If you missed anything earlier, they’re here – come back when you’ve read it…
A figure slipped from shadow to shadow, moving as quietly as it could down the cobbled street. Up the hill behind him stood the Fortress, down the hill ahead of him, his goal, the Night Palace of Libraria. Between him and the Night Palace, several hundred yards of deep shadow and the Cathedral of Knowledge. Not a place or a time to loiter.
The figure crossed the narrow street as it approached the Cathedral, all white marble and towering spires. Each alcove contained a statue, most of the statues held a book. He knew the book now, the figure – they were all variations on one man: Roland Blackwood. For every five statues, four held books – the four volumes of Blackwood’s Journal. The fifth statue was empty-handed, the lie everyone believed. Roland Blackwood had never written a fifth journal. A fifth journal did not exist. It certainly wasn’t on the fifth shelf from the left, behind the northernmost window of the east wall of the Night Palace, third floor, just past the balcony. And it certainly was not shelved between a copy of the diaries of Samuel Peypes and the first edition Dungeon Master’s Guide by E. Gary Gygax. Nope. Not at all.

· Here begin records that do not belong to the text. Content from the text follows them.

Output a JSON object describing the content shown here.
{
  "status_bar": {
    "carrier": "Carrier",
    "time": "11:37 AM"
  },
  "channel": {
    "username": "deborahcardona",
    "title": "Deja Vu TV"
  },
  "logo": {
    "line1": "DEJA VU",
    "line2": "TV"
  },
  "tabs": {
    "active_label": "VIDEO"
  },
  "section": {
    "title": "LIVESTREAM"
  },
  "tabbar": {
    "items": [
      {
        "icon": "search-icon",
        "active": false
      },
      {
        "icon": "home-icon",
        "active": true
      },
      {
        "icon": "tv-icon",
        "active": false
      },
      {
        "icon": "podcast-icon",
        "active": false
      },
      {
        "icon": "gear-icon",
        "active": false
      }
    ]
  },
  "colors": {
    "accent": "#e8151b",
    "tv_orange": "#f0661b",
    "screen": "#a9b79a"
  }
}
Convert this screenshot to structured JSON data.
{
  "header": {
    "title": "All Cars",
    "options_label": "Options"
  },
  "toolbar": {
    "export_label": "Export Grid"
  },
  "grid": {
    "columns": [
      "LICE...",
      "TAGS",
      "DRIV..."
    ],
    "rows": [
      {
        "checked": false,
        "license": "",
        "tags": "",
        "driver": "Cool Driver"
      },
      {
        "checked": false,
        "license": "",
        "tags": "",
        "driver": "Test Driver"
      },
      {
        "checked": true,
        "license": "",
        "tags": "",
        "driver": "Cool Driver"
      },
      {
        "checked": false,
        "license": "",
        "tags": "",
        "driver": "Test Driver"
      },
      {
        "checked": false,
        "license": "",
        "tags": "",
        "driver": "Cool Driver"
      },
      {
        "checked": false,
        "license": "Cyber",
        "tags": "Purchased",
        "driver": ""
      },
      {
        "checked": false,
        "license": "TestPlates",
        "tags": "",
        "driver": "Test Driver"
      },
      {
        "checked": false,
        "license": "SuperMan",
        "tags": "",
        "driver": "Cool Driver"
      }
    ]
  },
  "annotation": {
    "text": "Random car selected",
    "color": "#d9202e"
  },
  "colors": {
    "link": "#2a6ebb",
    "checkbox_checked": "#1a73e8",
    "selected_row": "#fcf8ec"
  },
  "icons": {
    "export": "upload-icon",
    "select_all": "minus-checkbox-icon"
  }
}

Once past the cathedral – did that statue move? – the figure moved faster. Most of the right-hand side of the street was in shadow at this time of night, the lighting saved for the important buildings, the scribes working away copying the world’s knowledge, transcribing the Internet for the day the servers died.
The Night Palace was not guarded. It didn’t need to be. The entirety of it’s defences relied on one single fact: It was not supposed to exist. Such was the power of the Lie surrounding it, everyone believed it. And if everyone believed it, then it must be true. What was that building down there? Oh, that’s just the… oh, look! A squirrel!
Icarus knew, though, that the Lie was just that. He’d worked it out as soon as he’d been shown proof that the fifth journal existed. Once you knew it was a lie, everything else fell into place.
At his heart, he was a second-story man. Why use the front door when a window would suffice. He was inside the Night Palace, standing in front of the shelves in seconds. Lord Pen and Lady Ink relied so heavily on the Lie to protect their property they hadn’t bothered with the simple, physical defences like locks, window bars, guards. And there it was, right where they had said it was.
He ran a reverential finger down the spine of the scruffy journal, plain brown cowhide, unevenly tanned, a length of string holding the pages together. Pulling it – carefully – from the shelf, he untied the string, opened it at random, began to read. A handful of loose sheets fell to his feet, he picked the up, folded them, stuffed them inside his jacket.
“Bollocks,” he hissed. It was in code. There were elements of Latin in there, elements of shorthand, some symbols that might’ve been Cyrillic if you squinted and he had no idea what that was. Given time, he’d be able to translate it – given time. But how long did he have before they discovered it was missing?
Climbing back out of the window, he closed it behind him, slipped back down into the garden and headed for the nearest Gate.